§ Task prompt
Please return every line of the material verbatim and skip any images.

*** Begin section ***

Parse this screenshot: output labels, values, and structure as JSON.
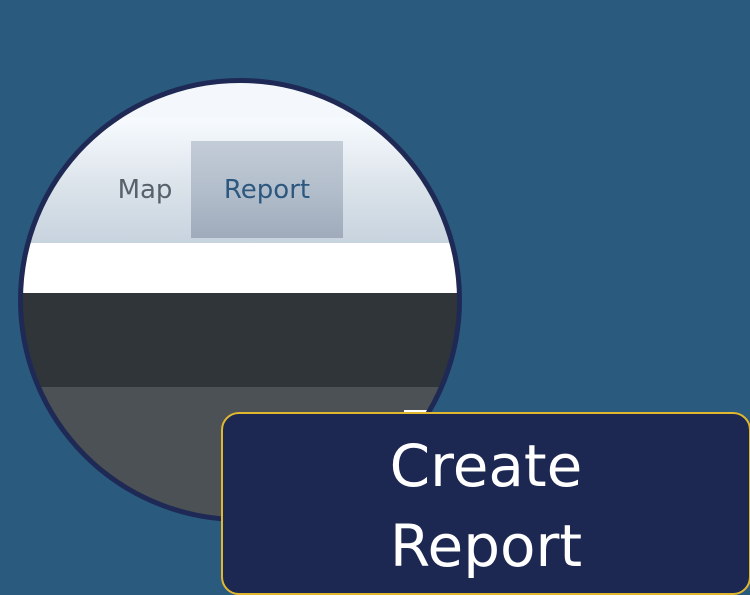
{
  "nav": {
    "tabs": [
      {
        "label": "Map"
      },
      {
        "label": "Report"
      }
    ]
  },
  "callout": {
    "lines": [
      "Create",
      "Report"
    ]
  },
  "colors": {
    "background": "#2a5a7d",
    "magnifier_border": "#1e2a55",
    "callout_background": "#1d2852",
    "callout_border": "#e0b82f",
    "active_tab_text": "#2c587f",
    "inactive_tab_text": "#56616b"
  }
}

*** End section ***

§ Solution
Parse this screenshot: output labels, values, and structure as JSON.
{
  "nav": {
    "tabs": [
      {
        "label": "Map"
      },
      {
        "label": "Report"
      }
    ]
  },
  "callout": {
    "lines": [
      "Create",
      "Report"
    ]
  },
  "colors": {
    "background": "#2a5a7d",
    "magnifier_border": "#1e2a55",
    "callout_background": "#1d2852",
    "callout_border": "#e0b82f",
    "active_tab_text": "#2c587f",
    "inactive_tab_text": "#56616b"
  }
}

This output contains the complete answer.